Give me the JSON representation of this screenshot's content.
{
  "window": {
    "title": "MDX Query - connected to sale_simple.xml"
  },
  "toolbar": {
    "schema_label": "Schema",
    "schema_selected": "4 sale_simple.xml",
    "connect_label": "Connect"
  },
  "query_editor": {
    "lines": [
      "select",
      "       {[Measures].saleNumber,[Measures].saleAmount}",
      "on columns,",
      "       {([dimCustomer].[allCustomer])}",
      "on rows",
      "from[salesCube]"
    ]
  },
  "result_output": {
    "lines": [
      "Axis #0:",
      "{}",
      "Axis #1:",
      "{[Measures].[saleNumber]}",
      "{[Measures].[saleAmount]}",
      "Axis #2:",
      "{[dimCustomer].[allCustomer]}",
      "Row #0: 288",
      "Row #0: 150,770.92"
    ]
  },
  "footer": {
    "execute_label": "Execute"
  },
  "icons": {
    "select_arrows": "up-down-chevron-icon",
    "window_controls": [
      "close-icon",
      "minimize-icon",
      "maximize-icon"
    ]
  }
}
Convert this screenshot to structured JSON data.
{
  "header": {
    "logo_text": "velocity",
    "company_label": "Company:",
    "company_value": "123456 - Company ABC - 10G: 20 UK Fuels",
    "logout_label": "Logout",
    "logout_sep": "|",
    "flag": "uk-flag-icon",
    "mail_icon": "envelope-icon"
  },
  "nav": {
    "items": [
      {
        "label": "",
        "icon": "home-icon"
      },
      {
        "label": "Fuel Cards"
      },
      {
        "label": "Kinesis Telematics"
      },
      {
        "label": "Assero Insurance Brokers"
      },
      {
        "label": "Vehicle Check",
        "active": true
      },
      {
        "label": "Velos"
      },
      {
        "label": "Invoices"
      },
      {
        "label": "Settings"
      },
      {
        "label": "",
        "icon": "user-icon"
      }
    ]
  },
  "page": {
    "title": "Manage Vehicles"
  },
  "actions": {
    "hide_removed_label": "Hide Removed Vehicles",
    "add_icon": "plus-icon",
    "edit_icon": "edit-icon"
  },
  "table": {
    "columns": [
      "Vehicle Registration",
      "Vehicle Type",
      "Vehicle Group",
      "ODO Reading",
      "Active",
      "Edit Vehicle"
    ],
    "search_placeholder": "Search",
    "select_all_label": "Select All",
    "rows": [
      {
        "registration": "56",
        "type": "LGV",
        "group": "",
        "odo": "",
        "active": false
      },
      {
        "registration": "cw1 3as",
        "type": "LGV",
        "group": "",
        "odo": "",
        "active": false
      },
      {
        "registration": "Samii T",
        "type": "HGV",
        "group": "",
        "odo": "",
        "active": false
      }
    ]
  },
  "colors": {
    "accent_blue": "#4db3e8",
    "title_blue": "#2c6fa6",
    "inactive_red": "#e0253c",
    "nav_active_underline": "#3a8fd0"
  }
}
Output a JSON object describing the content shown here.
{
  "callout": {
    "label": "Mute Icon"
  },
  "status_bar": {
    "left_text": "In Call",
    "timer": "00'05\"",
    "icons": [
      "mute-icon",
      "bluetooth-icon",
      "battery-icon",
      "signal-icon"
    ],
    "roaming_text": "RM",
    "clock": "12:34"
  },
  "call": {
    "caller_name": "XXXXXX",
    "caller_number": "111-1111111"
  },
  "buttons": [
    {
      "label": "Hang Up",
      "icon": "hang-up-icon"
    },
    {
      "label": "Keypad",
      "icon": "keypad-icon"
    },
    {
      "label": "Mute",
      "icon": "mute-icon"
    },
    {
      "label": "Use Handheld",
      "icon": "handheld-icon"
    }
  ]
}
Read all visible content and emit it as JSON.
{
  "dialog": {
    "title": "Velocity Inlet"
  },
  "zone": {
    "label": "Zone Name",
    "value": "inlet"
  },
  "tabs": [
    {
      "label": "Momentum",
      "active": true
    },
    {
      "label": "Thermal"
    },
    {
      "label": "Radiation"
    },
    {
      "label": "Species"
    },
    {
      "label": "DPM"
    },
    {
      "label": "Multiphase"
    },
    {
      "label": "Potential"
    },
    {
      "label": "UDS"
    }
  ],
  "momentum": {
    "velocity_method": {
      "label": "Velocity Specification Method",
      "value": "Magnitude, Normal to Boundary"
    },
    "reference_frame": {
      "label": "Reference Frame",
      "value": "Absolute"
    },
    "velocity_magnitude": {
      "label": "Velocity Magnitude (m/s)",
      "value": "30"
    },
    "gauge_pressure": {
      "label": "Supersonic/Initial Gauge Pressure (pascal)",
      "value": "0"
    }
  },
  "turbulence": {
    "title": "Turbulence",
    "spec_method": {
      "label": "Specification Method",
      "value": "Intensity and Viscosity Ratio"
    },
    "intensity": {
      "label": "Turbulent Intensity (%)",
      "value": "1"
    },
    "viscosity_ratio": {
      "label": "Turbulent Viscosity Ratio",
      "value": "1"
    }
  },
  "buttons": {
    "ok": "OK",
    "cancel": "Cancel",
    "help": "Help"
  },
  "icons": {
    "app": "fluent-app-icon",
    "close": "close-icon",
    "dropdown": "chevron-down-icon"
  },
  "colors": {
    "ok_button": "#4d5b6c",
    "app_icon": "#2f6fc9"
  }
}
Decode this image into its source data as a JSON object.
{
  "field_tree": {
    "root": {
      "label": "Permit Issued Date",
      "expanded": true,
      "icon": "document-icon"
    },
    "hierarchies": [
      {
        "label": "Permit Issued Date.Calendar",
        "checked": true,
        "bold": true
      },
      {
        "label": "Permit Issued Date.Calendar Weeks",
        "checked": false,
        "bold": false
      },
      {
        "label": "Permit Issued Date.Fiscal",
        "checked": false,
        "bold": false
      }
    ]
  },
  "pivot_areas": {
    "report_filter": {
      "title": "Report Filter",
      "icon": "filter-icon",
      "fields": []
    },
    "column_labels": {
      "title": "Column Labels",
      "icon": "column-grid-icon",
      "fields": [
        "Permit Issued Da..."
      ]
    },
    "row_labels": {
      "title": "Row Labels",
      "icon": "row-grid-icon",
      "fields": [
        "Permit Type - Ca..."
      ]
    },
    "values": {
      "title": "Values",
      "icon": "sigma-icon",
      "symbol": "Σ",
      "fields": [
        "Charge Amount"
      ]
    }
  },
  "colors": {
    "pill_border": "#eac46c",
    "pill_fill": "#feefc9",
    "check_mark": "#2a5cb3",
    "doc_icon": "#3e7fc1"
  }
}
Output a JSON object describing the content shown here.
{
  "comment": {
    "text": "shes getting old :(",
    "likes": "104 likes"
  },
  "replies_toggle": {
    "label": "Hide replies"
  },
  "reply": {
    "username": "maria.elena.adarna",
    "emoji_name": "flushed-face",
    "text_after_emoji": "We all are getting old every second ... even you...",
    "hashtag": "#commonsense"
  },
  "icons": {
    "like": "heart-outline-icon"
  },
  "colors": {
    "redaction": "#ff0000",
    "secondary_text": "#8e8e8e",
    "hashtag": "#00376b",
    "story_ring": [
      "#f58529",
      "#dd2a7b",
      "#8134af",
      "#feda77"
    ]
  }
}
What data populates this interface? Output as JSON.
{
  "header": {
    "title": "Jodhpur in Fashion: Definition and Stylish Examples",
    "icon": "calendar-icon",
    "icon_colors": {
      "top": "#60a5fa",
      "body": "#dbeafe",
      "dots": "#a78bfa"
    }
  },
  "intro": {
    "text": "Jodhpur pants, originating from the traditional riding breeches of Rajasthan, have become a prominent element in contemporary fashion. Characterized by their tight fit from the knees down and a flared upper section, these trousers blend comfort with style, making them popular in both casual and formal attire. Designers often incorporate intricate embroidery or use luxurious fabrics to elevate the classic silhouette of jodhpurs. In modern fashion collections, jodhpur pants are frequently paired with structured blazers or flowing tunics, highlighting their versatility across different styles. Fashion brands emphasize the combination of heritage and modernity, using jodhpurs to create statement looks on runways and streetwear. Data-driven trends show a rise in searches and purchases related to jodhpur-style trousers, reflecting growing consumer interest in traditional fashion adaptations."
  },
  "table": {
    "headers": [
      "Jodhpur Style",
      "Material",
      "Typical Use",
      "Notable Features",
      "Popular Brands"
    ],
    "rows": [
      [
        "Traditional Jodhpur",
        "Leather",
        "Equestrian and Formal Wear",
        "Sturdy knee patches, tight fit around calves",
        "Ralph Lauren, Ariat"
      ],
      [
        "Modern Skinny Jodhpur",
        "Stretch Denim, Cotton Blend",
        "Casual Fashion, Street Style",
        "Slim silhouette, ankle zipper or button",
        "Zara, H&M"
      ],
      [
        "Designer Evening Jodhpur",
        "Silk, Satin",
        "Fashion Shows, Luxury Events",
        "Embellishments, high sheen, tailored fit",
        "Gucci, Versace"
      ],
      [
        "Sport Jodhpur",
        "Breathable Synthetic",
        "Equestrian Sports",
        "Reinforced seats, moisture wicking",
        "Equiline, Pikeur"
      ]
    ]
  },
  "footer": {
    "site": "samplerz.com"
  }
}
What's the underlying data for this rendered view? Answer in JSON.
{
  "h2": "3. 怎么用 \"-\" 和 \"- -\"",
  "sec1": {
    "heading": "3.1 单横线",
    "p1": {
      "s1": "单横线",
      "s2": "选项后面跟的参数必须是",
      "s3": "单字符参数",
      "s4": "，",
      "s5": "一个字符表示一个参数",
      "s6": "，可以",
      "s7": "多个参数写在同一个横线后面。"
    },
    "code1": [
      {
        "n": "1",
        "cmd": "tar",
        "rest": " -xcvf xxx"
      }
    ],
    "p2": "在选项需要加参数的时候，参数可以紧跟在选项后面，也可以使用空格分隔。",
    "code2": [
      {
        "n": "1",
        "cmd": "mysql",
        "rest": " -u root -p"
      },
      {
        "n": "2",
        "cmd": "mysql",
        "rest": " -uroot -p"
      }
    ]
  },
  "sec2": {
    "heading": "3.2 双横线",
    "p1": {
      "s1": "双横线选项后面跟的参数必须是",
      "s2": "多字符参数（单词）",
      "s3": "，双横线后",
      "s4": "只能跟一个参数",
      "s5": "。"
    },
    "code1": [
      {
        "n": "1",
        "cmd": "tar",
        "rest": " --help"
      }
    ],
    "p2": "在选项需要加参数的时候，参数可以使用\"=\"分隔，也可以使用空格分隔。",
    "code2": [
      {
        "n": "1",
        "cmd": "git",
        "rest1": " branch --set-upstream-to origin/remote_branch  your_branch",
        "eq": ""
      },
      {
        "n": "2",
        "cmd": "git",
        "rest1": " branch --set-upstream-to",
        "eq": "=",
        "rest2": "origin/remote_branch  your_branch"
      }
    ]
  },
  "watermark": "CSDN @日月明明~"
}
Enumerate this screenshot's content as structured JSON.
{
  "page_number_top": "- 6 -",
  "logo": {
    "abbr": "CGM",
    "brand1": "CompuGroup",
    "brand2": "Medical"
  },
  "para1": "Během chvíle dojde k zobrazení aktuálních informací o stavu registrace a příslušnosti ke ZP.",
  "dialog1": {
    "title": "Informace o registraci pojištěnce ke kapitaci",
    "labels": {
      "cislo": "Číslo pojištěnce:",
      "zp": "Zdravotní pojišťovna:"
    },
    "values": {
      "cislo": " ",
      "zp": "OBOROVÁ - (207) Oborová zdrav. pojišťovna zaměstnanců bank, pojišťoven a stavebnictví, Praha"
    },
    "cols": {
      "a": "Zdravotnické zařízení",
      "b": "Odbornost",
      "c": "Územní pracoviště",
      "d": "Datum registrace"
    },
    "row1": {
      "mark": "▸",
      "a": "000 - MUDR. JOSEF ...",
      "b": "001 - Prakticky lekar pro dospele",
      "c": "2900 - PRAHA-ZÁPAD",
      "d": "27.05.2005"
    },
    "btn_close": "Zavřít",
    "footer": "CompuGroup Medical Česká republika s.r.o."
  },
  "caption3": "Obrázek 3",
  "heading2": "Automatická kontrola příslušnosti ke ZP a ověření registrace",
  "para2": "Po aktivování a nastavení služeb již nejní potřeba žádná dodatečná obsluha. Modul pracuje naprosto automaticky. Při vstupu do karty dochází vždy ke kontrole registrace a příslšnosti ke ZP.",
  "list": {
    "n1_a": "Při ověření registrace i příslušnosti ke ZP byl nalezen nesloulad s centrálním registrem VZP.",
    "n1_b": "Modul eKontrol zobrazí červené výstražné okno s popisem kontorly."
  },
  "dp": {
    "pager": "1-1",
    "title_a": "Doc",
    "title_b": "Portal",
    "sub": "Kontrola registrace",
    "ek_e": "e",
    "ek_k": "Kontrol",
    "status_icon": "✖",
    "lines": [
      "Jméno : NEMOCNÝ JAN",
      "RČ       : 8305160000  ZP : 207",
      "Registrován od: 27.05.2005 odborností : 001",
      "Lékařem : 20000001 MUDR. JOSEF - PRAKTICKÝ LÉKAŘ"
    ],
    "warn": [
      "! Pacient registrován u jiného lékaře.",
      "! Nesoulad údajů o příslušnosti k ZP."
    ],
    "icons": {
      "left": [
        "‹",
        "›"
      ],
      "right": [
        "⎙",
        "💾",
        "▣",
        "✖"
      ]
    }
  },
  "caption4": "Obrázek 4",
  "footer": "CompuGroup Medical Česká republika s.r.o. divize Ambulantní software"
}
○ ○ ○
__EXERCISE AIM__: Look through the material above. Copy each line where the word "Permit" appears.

__RESPONSE TO THE EXERCISE__:
      "label": "Permit Issued Date",
        "label": "Permit Issued Date.Calendar",
        "label": "Permit Issued Date.Calendar Weeks",
        "label": "Permit Issued Date.Fiscal",
        "Permit Issued Da..."
        "Permit Type - Ca..."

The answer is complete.